The Many Colors of LEGO
One example of a successful reduction is (or was) LEGO. In the 1950s, LEGO started out with 10 colors, slowly increasing to 49 colors by 1995. But in the 2000s, the number of brick colors exploded. This coincided with a dramatic decrease in profitability, although this was not only due to the colors, but due to a general shift in management and also a change in the design teams. In 2004, there were 117 different colors, and LEGO made a staggering loss and was almost bankrupt.
The turnaround came with a new CEO, Jørgen Vig Knudstorp, an ex-McKinsey consultant. Among other measures, he drastically reduced the number of brick and color variants. In the graph below, you can see a significant reduction in the number of colors between 2004 and 2008. In 2009 there were only 71 colors. LEGO became profitable again. The reduction in variants was not the only reason, but it definitely helped. Since then, LEGO held the number of colors almost constant between 72 and 78. (Source: Rebrickable)
Overall, the number of product, component, and part variants has a significant influence on your business success, both positive and negative. Finding the right balance is difficult, and my gut feeling tells me that many companies have too many variants for their own good. Now, go out, reduce the number of part and component variants, and organize your industry!
5 thoughts on “How to Reduce Part Variants”

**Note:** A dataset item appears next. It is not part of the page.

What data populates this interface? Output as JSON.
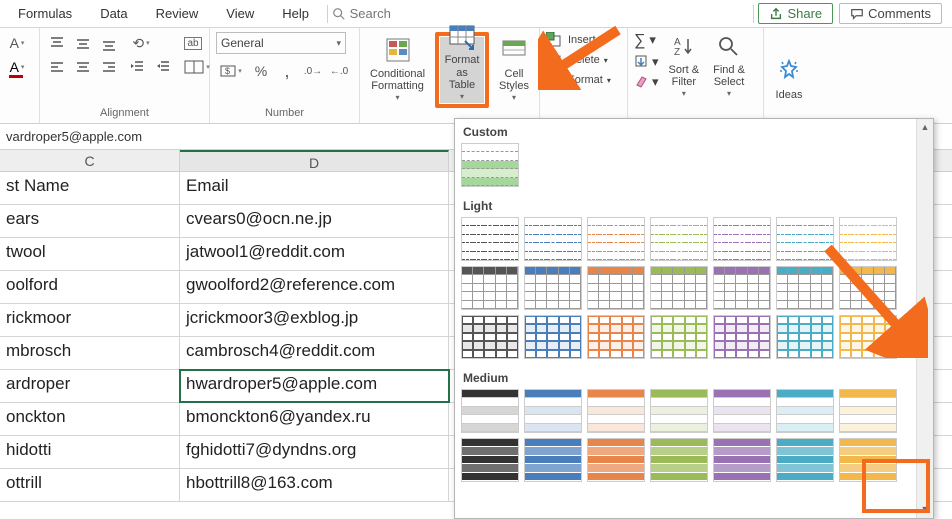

Depending on the industry, a change of a component is not always just another design and you may need to re-validate the end-product. Those changes are very critical e.g. in the medical device field where you have to proof functionality and sometimes redo biocompatibility tests for the components. In generally I support your statements, BUT………
True. Changing a design may have a follow up of expensive testing and paperwork. Not only in medical, also in automotive, aircraft, and others. That’s why a proactive change is better than a reactive, since you have to test and certify a new design anyway…
This reminds me of the work done by Boothroyd & Dewhurst at Uni of Rhode Island – “Design for Manufacturing and Assembly (DFMA).” It was more focused on parts consolidation in a single assembly design vs having an assembly that can be repurposed across multiple products. The DFMA analysis did assign a significant penalty for using multiple different vs a single fastener type.
I am also reminded that manufacturers will leave in the hardware or modules which contain the full functionality but “cripple” it at the user interface. On my 2009 truck, I was able to easily add both intermittent windshield wipers and cruise control because the wiring and “smarts” were already there – at a significant discount versus buying a the next level up model.
Very good points. My recent research topic is very relevant to this. Is there any more in-depth paper research on this? I would like to try to solve its optimization problem based on this research scenario.
Hi Lin, sorry, but I don’t have any in depth papers. I recently focus more on blogging and books rather than academic papers.